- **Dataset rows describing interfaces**

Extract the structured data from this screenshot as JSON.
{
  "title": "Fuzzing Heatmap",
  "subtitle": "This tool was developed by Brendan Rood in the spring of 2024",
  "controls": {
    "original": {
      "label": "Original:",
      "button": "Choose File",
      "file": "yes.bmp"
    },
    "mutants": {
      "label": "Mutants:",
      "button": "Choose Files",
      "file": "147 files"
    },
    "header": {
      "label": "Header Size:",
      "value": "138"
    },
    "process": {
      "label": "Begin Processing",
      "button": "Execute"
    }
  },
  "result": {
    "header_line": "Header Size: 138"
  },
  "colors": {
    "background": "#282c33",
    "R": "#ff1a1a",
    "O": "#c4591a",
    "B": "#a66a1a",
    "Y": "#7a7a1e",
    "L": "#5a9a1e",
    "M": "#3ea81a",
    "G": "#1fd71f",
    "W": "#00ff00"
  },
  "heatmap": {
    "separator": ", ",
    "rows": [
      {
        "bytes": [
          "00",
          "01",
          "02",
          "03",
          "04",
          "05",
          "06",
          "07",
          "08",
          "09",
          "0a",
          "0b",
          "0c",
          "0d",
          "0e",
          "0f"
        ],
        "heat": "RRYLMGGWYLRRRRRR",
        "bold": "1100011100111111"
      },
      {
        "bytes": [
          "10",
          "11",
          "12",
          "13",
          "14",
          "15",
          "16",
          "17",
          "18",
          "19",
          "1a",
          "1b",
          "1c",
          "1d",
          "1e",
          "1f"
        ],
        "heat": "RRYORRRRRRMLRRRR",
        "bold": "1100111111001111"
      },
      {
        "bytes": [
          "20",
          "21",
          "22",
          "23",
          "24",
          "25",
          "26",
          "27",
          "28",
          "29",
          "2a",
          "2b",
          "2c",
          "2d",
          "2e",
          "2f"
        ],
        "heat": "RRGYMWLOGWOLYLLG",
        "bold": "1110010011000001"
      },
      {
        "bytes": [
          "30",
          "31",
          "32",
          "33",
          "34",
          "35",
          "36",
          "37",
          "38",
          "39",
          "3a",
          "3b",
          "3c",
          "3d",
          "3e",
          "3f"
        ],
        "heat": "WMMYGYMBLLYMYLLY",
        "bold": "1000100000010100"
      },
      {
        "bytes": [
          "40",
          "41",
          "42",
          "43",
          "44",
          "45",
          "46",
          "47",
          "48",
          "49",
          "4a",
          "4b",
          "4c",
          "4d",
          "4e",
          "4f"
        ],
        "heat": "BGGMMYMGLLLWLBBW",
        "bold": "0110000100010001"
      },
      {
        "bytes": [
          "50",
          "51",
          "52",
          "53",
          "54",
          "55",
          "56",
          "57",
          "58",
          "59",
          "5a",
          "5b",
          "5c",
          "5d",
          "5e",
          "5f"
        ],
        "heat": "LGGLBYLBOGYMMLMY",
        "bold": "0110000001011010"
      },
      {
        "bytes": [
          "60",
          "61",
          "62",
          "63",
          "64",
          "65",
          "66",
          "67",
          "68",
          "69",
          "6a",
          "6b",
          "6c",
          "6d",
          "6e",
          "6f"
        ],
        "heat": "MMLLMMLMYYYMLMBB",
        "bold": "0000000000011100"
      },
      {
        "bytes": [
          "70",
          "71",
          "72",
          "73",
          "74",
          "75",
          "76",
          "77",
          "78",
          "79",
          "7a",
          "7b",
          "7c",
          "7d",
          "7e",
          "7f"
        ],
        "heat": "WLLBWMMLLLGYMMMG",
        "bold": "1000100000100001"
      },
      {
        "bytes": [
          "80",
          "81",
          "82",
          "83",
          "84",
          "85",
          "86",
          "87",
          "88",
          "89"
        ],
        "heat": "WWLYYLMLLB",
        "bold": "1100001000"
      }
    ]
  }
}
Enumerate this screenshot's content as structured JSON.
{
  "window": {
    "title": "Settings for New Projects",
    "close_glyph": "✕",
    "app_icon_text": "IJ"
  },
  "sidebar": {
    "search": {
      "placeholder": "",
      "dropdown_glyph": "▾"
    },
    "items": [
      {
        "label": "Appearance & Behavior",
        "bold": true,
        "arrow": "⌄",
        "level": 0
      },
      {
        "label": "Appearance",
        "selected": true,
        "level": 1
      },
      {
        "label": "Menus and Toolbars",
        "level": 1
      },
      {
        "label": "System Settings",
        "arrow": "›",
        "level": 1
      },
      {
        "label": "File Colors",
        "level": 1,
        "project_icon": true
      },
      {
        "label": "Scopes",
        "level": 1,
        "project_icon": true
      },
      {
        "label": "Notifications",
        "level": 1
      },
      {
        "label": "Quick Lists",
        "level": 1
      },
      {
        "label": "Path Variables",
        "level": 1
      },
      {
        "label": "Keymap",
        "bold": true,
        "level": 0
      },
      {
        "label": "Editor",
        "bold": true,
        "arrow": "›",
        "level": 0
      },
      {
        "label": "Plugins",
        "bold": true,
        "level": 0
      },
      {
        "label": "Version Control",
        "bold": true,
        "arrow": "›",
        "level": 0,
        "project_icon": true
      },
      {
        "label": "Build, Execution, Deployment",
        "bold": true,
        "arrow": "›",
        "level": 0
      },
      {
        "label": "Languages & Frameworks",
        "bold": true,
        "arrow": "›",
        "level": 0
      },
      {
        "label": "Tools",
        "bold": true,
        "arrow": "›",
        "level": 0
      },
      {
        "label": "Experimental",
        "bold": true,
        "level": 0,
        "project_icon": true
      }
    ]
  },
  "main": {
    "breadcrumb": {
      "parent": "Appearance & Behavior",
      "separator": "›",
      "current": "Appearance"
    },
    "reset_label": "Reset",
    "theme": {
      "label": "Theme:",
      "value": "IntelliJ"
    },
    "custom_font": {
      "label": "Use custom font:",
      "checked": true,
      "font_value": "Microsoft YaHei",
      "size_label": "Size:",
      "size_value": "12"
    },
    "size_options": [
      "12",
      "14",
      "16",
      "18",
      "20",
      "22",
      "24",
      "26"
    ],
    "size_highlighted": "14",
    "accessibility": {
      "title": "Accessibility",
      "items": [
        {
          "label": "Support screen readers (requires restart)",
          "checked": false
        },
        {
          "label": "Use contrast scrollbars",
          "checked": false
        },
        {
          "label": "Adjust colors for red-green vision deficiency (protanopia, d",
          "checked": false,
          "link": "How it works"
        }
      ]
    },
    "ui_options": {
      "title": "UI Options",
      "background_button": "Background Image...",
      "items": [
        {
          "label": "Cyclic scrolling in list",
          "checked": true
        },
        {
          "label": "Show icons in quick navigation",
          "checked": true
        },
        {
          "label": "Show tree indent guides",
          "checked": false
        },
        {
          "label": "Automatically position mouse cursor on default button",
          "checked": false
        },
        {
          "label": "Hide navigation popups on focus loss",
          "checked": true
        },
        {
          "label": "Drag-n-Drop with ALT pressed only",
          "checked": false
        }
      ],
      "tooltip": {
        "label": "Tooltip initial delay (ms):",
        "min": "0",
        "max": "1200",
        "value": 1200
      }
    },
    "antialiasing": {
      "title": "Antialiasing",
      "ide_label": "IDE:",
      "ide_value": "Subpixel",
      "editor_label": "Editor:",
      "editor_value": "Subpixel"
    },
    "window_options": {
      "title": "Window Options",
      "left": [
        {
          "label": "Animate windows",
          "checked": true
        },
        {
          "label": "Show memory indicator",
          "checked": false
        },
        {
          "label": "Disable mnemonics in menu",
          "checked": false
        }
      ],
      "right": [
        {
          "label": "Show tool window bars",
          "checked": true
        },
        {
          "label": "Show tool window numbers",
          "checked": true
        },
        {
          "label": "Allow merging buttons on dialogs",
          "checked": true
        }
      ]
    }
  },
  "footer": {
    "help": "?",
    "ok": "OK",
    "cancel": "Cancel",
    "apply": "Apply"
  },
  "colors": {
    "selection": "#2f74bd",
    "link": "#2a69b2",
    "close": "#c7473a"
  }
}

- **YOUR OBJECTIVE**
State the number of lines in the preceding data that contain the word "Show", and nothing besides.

- **COMPLETED EXERCISE**
5